India’s new defence production policy to end dependence on foreign arms suppliers (Re-issue)By ANI
Thursday, January 13, 2011
NEW DELHI - To become self reliant in the production of defence equipment, weapon systems and platforms, and to reduce its dependence on foreign arms manufacturers, India on Thursday unveiled its first ever Defence Production Policy (DPrP).
Defence Minister A K Antony unveiled the DPrP, which also aims at creating conditions conducive for private industries to play an active role in achieving the objective.
The DPrP will act as a catalyst to enhance the potential of Small and Medium Enterprises (SMEs) for indigenisation as also for broadening India’s defence research and development base. ntony said: “The policy aims to achieve maximum synergy among the armed forces, defence public sector undertakings, Indian industry and research and development institutions.”
He further said: “We will protect and strengthen public-sector undertakings,” and added those companies, however, can’t meet India’s needs and as a result the private sector will be offered “more and more a level playing field.”
“PSUs alone will not be able to meet the requirements of the armed forces indigenously. In India we must have strong defence industrial base combining PSUs and private sector. India must reduce its dependence on foreign companies,” Antony emphasized.
Under the new Defence Production Policy, coming into force with immediate effect, preference will be given to indigenous design, development and manufacture of defence equipment.
Therefore, wherever the required arms, ammunition and equipment are possible to be made by the Indian industry within the time lines required by the services, the procurement will be made from the indigenous sources.
Based on the approved Long Term Integrated Perspective Plan (LTIPP), equipment, weapon system and platforms required ten years and further down the line will by and large be developed within the country. Sub-systems that are not economically viable or practical to be made within the country may be imported, ensuring their availability at all times.
“Policies will also be put in place to encourage the DPSUs, OFB and the private sector to strengthen their research and development wings so that constant upgrading and improvement in systems under manufacture is possible,” Antony said.
India has a strong industrial base, and eight state-owned companies and nearly 40 ordnance factories dominate the defense sector.
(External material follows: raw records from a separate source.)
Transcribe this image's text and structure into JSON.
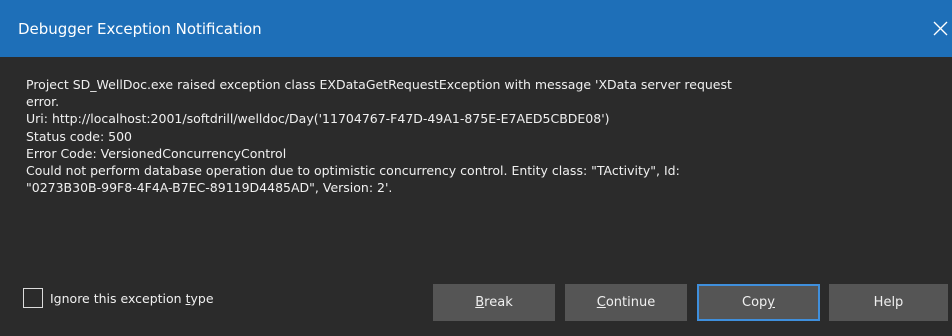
{
  "window": {
    "title": "Debugger Exception Notification"
  },
  "message": {
    "lines": [
      "Project SD_WellDoc.exe raised exception class EXDataGetRequestException with message 'XData server request",
      "error.",
      "Uri: http://localhost:2001/softdrill/welldoc/Day('11704767-F47D-49A1-875E-E7AED5CBDE08')",
      "Status code: 500",
      "Error Code: VersionedConcurrencyControl",
      "Could not perform database operation due to optimistic concurrency control. Entity class: \"TActivity\", Id:",
      "\"0273B30B-99F8-4F4A-B7EC-89119D4485AD\", Version: 2'."
    ]
  },
  "ignore_checkbox": {
    "label_prefix": "Ignore this exception ",
    "label_mnemonic": "t",
    "label_suffix": "ype",
    "checked": false
  },
  "buttons": {
    "break": {
      "mnemonic": "B",
      "rest": "reak"
    },
    "continue": {
      "mnemonic": "C",
      "rest": "ontinue"
    },
    "copy": {
      "prefix": "Cop",
      "mnemonic": "y"
    },
    "help": {
      "label": "Help"
    }
  },
  "colors": {
    "titlebar": "#1e6fb8",
    "background": "#2b2b2b",
    "button": "#555555",
    "focus_border": "#3f8fdc",
    "text": "#f0f0f0"
  },
  "icons": {
    "close": "close-icon"
  }
}
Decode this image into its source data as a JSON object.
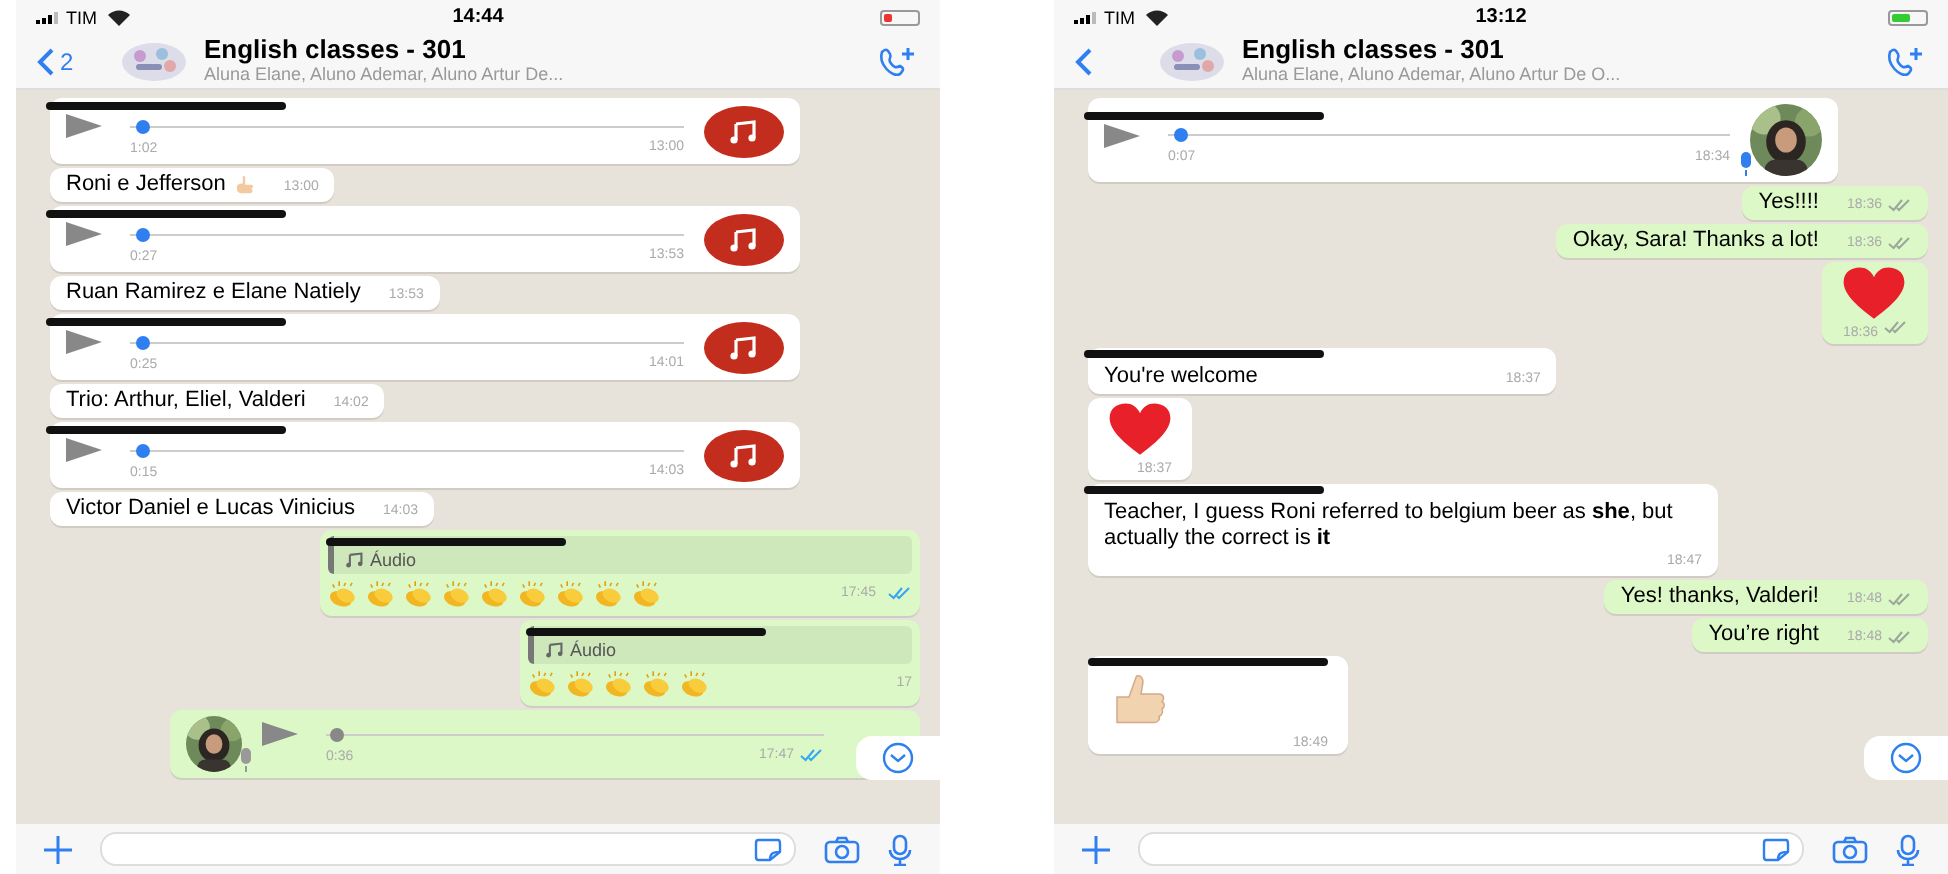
{
  "phones": [
    {
      "status": {
        "carrier": "TIM",
        "time": "14:44",
        "battery_low": true
      },
      "header": {
        "back_count": "2",
        "title": "English classes - 301",
        "subtitle": "Aluna Elane, Aluno Ademar, Aluno Artur De..."
      },
      "messages": [
        {
          "kind": "audio",
          "outgoing": false,
          "redacted": true,
          "duration": "1:02",
          "time": "13:00",
          "level": 0.02,
          "avatar": {
            "kind": "music"
          }
        },
        {
          "kind": "text",
          "outgoing": false,
          "redacted": false,
          "text": "Roni e Jefferson",
          "stickers": [
            {
              "kind": "point"
            }
          ],
          "time": "13:00"
        },
        {
          "kind": "audio",
          "outgoing": false,
          "redacted": true,
          "duration": "0:27",
          "time": "13:53",
          "level": 0.02,
          "avatar": {
            "kind": "music"
          }
        },
        {
          "kind": "text",
          "outgoing": false,
          "redacted": false,
          "text": "Ruan Ramirez e Elane Natiely",
          "time": "13:53"
        },
        {
          "kind": "audio",
          "outgoing": false,
          "redacted": true,
          "duration": "0:25",
          "time": "14:01",
          "level": 0.02,
          "avatar": {
            "kind": "music"
          }
        },
        {
          "kind": "text",
          "outgoing": false,
          "redacted": false,
          "text": "Trio: Arthur, Eliel, Valderi",
          "time": "14:02"
        },
        {
          "kind": "audio",
          "outgoing": false,
          "redacted": true,
          "duration": "0:15",
          "time": "14:03",
          "level": 0.02,
          "avatar": {
            "kind": "music"
          }
        },
        {
          "kind": "text",
          "outgoing": false,
          "redacted": false,
          "text": "Victor Daniel e Lucas Vinicius",
          "time": "14:03"
        },
        {
          "kind": "quote",
          "outgoing": true,
          "redacted": true,
          "quote": "Áudio",
          "stickers": [
            {
              "kind": "clap"
            },
            {
              "kind": "clap"
            },
            {
              "kind": "clap"
            },
            {
              "kind": "clap"
            },
            {
              "kind": "clap"
            },
            {
              "kind": "clap"
            },
            {
              "kind": "clap"
            },
            {
              "kind": "clap"
            },
            {
              "kind": "clap"
            }
          ],
          "time": "17:45",
          "read": true
        },
        {
          "kind": "quote",
          "outgoing": true,
          "redacted": true,
          "quote": "Áudio",
          "stickers": [
            {
              "kind": "clap"
            },
            {
              "kind": "clap"
            },
            {
              "kind": "clap"
            },
            {
              "kind": "clap"
            },
            {
              "kind": "clap"
            }
          ],
          "time": "17"
        },
        {
          "kind": "audio",
          "outgoing": true,
          "redacted": false,
          "duration": "0:36",
          "time": "17:47",
          "level": 0.02,
          "read": true
        }
      ]
    },
    {
      "status": {
        "carrier": "TIM",
        "time": "13:12",
        "battery_low": false
      },
      "header": {
        "title": "English classes - 301",
        "subtitle": "Aluna Elane, Aluno Ademar, Aluno Artur De O..."
      },
      "messages": [
        {
          "kind": "audio",
          "outgoing": false,
          "redacted": true,
          "duration": "0:07",
          "time": "18:34",
          "level": 0.02
        },
        {
          "kind": "text",
          "outgoing": true,
          "redacted": false,
          "text": "Yes!!!!",
          "time": "18:36",
          "read": false
        },
        {
          "kind": "text",
          "outgoing": true,
          "redacted": false,
          "text": "Okay, Sara! Thanks a lot!",
          "time": "18:36",
          "read": false
        },
        {
          "kind": "emoji",
          "outgoing": true,
          "redacted": false,
          "stickers": [
            {
              "kind": "heart"
            }
          ],
          "time": "18:36",
          "read": false
        },
        {
          "kind": "text",
          "outgoing": false,
          "redacted": true,
          "text": "You're welcome",
          "time": "18:37"
        },
        {
          "kind": "emoji",
          "outgoing": false,
          "redacted": false,
          "stickers": [
            {
              "kind": "heart"
            }
          ],
          "time": "18:37"
        },
        {
          "kind": "text",
          "outgoing": false,
          "redacted": true,
          "text": "Teacher, I guess Roni referred to belgium beer as **she**, but actually the correct is **it**",
          "time": "18:47"
        },
        {
          "kind": "text",
          "outgoing": true,
          "redacted": false,
          "text": "Yes! thanks, Valderi!",
          "time": "18:48",
          "read": false
        },
        {
          "kind": "text",
          "outgoing": true,
          "redacted": false,
          "text": "You’re right",
          "time": "18:48",
          "read": false
        },
        {
          "kind": "emoji",
          "outgoing": false,
          "redacted": true,
          "stickers": [
            {
              "kind": "thumb"
            }
          ],
          "time": "18:49"
        }
      ]
    }
  ]
}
India, which has the 10th-largest military budget in the world, has so far failed to reduce its dependence on foreign suppliers. By Praful Kumar Singh(ANI)